In the process I came across a magazine. His magazine. I stared down at the May 2014 issue of Notices of the American Mathematical Society and realized that — for the first time in forever — he wouldn’t read it cover to cover. A huge cloud surrounded me. He’d never ruminate on “Is Big Data Enough? A Reflection on the Changing Role of Mathematics in Applications” or “What is a Spectrahedron?” How can they continue to publish without him being a part of it?
The next morning when I went to the door to let the hospice aid in — getting started in on my fairly new role of real caregiving, the porch lights were still on. Ever since the energy crisis of the 1970s, my dad was like a moth to the flame. If he could detect a lightbulb burning — and he could no matter where is was — he would find the switch and turn it off. He did this even if I had told him a hundred times the porch lights were left on overnight for security, even if I was working in my office, even if the room was too dark to read comfortably. But now the porch lights are all still burning brightly long after the sun comes up in the morning. Our carbon footprint will make Al Gore’s head spin.
As I sat at my desk late that night, working on a client’s site, I expected to hear the plunk of his cane and the shuffle of his slippers as he did one of his multiple nightly walks about the house. He would always wake up three or four times a night and walk about to get himself sleepy. Invariably, he’d sense the light in my office and start making his way there to douse the light to keep American energy solvent. But he never came.
Years ago, when signs of his aging were hard to deny, I came to terms with the fact that one day Dad would join Mom in a happy reunion on the other side. I knew he’d never teach from his last textbook again. I knew he would not be here for birthdays or weddings or even Christmas, even though he’d never missed a baby blessing, an ordination, a baptism, or a sealing not matter where in the country it happened. I knew I would miss him, but also knew he would be thrilled to move to the next phase and it was all part of The Plan.
What I did not anticipate, what I did not even think about, was that I would miss him every single day in little, tiny ways that I would not have guessed. I would miss all the routines and the everyday. As Caleb said to me today, “Mom, I’m afraid it will just never be the same again.” Indeed it will not.
I didn’t know that whenever I hear the Perry Mason theme song, I’d wish I could remind him to turn the volume to a low roar so it didn’t wake the kids.
It didn’t occur to me that I’d give anything to cajole him into taking a shower one more time, to hear him say, “I just did!” so I could look in his bathroom at the bone dry shower and respond, “No, you didn’t, Dad. Come on, it’s a shower day,” only to wait for him to finally give in when I “threatened” to go in with him and help him do it.
Who would have known that every pair of bushy eyebrow I see will remind me of him — and I’ll feel compelled to comb then down.
I didn’t realize that the “guest room” we built in 2010 will forever now be “grandpa’s room.”

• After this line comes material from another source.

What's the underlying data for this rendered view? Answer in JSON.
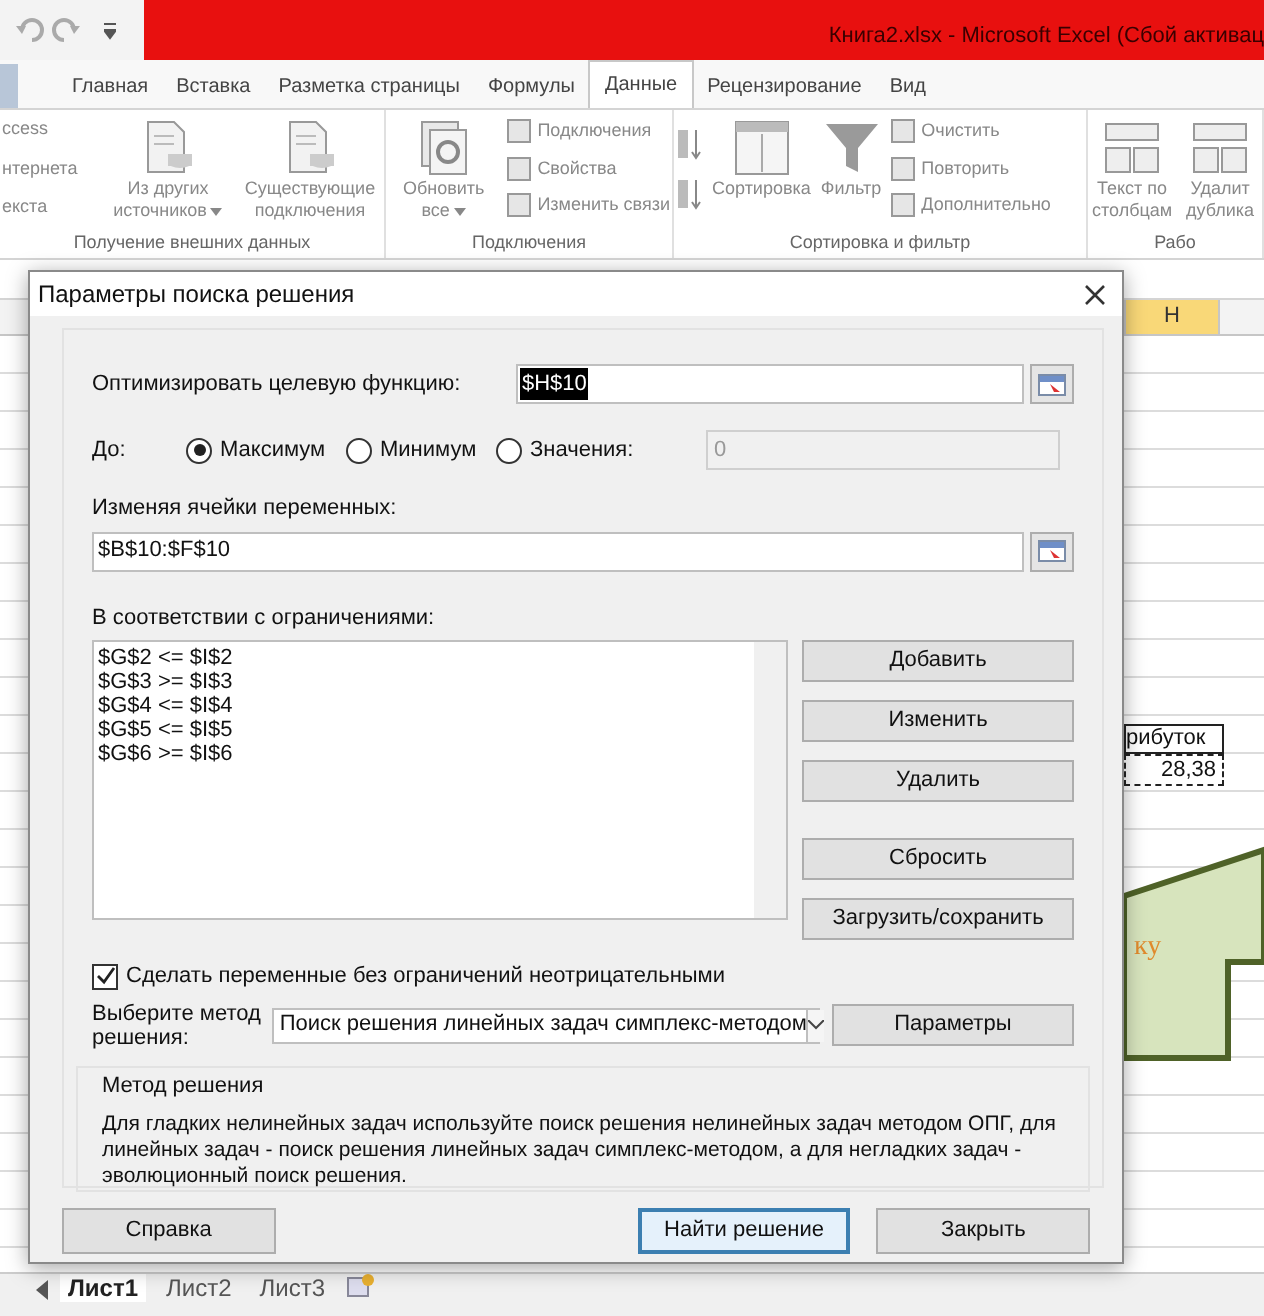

I had no idea that being a caregiver to your parents means you will forever live with many of the same regrets you live with after parenting your children — ever mindful of all the things you should have done and all the things you shouldn’t have done, while navigating the minefield of parenting your parents.
The last week has been spent mostly making him comfortable with lots of “I love you” going back and forth and lots of kisses and hair stroking and watching him summoning up all his strength to smile when he could no longer speak.
My dad is next door in his room right now, in a rented hospital bed. Every few minutes I check on him and ask him how is is doing and if he needs anything. He moves his mouth a bit and tries to raise his eyelids, but he’s too tired and it’s too hard. I stroke his hands and tell him I love him. He whispers back that he loves me, too. I know that’s what he’s saying — even though it’s no longer perceptible — because that’s what he’s always said.
I am so glad to know that some day I will see him again as he really is. There is more to life than now.
Update: If you’d care to see the obituary, you can find it here: Hal G Moore obituary